DATA PROVIDED: Begin

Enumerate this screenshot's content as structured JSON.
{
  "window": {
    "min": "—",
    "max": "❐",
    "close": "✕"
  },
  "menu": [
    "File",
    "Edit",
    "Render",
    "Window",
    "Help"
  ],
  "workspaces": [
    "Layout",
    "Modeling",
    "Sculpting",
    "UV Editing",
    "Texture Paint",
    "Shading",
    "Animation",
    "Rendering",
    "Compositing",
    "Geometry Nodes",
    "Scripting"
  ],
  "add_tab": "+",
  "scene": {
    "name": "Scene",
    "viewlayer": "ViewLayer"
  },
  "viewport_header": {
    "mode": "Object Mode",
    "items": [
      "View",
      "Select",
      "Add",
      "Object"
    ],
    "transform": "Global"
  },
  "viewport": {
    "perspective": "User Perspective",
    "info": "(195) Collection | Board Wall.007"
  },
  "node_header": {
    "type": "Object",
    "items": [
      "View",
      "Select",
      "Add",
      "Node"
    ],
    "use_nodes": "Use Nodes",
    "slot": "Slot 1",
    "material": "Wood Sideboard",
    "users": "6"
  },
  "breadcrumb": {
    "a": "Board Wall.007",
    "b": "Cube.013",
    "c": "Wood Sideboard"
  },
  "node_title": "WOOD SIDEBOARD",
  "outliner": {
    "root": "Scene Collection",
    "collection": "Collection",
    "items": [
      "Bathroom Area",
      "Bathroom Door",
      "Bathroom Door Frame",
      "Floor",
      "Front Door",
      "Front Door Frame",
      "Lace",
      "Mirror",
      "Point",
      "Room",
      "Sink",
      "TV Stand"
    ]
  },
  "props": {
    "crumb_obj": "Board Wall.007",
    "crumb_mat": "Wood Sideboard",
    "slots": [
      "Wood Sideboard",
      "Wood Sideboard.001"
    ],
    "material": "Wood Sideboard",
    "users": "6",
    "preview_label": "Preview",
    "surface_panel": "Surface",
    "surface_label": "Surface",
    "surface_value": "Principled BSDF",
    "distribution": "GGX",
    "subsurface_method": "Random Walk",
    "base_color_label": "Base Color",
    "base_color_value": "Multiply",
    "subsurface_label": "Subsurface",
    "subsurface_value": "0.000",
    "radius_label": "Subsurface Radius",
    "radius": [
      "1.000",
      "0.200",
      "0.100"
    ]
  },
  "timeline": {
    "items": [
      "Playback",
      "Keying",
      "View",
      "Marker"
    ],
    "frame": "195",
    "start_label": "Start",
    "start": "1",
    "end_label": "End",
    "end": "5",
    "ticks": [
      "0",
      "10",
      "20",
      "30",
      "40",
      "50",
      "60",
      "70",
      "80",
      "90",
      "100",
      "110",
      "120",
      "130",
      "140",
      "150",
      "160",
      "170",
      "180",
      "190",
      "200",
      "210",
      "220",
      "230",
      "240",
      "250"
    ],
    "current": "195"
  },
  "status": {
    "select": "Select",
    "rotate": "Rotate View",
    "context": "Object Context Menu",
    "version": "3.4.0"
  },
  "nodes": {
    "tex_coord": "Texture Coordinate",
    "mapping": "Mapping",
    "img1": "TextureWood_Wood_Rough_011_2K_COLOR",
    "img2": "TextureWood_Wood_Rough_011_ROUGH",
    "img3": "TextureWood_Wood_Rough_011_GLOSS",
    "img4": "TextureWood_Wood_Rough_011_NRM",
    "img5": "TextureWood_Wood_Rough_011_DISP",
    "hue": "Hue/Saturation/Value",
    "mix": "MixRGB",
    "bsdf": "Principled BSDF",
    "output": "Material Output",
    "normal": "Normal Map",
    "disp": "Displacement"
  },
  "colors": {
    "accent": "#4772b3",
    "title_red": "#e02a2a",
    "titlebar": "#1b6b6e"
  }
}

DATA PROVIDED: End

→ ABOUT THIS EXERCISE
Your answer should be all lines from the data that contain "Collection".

→ ANSWER SPACE
    "info": "(195) Collection | Board Wall.007"
    "root": "Scene Collection",
    "collection": "Collection",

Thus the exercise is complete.